YOUR INSTRUCTIONS: Would you restate all the data that follows, word for word?

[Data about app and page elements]
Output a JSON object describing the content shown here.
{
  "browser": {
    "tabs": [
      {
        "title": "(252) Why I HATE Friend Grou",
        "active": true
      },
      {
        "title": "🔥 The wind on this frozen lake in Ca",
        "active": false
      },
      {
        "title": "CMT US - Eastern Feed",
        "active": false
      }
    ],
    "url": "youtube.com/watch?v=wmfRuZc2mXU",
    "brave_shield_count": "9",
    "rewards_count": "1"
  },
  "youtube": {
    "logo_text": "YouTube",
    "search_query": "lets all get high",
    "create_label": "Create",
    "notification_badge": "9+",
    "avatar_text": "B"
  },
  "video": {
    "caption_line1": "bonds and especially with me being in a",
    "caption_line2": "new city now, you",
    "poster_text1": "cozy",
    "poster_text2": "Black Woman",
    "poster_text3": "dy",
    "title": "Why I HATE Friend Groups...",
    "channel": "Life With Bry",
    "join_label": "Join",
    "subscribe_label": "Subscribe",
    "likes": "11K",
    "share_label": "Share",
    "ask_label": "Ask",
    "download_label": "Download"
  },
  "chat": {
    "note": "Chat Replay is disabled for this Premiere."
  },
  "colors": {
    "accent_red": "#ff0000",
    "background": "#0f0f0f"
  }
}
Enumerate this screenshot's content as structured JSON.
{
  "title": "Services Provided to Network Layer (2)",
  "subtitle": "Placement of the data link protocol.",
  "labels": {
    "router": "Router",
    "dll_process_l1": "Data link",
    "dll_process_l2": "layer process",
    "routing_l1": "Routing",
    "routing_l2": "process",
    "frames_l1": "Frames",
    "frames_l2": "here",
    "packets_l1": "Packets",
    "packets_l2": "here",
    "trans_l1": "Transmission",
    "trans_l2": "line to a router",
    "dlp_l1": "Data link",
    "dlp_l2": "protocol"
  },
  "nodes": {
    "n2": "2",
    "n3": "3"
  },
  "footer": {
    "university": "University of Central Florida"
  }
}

REPLY:
Output a JSON object describing the content shown here.
{
  "browser": {
    "tabs": [
      {
        "title": "(252) Why I HATE Friend Grou",
        "active": true
      },
      {
        "title": "🔥 The wind on this frozen lake in Ca",
        "active": false
      },
      {
        "title": "CMT US - Eastern Feed",
        "active": false
      }
    ],
    "url": "youtube.com/watch?v=wmfRuZc2mXU",
    "brave_shield_count": "9",
    "rewards_count": "1"
  },
  "youtube": {
    "logo_text": "YouTube",
    "search_query": "lets all get high",
    "create_label": "Create",
    "notification_badge": "9+",
    "avatar_text": "B"
  },
  "video": {
    "caption_line1": "bonds and especially with me being in a",
    "caption_line2": "new city now, you",
    "poster_text1": "cozy",
    "poster_text2": "Black Woman",
    "poster_text3": "dy",
    "title": "Why I HATE Friend Groups...",
    "channel": "Life With Bry",
    "join_label": "Join",
    "subscribe_label": "Subscribe",
    "likes": "11K",
    "share_label": "Share",
    "ask_label": "Ask",
    "download_label": "Download"
  },
  "chat": {
    "note": "Chat Replay is disabled for this Premiere."
  },
  "colors": {
    "accent_red": "#ff0000",
    "background": "#0f0f0f"
  }
}
Enumerate this screenshot's content as structured JSON.
{
  "title": "Services Provided to Network Layer (2)",
  "subtitle": "Placement of the data link protocol.",
  "labels": {
    "router": "Router",
    "dll_process_l1": "Data link",
    "dll_process_l2": "layer process",
    "routing_l1": "Routing",
    "routing_l2": "process",
    "frames_l1": "Frames",
    "frames_l2": "here",
    "packets_l1": "Packets",
    "packets_l2": "here",
    "trans_l1": "Transmission",
    "trans_l2": "line to a router",
    "dlp_l1": "Data link",
    "dlp_l2": "protocol"
  },
  "nodes": {
    "n2": "2",
    "n3": "3"
  },
  "footer": {
    "university": "University of Central Florida"
  }
}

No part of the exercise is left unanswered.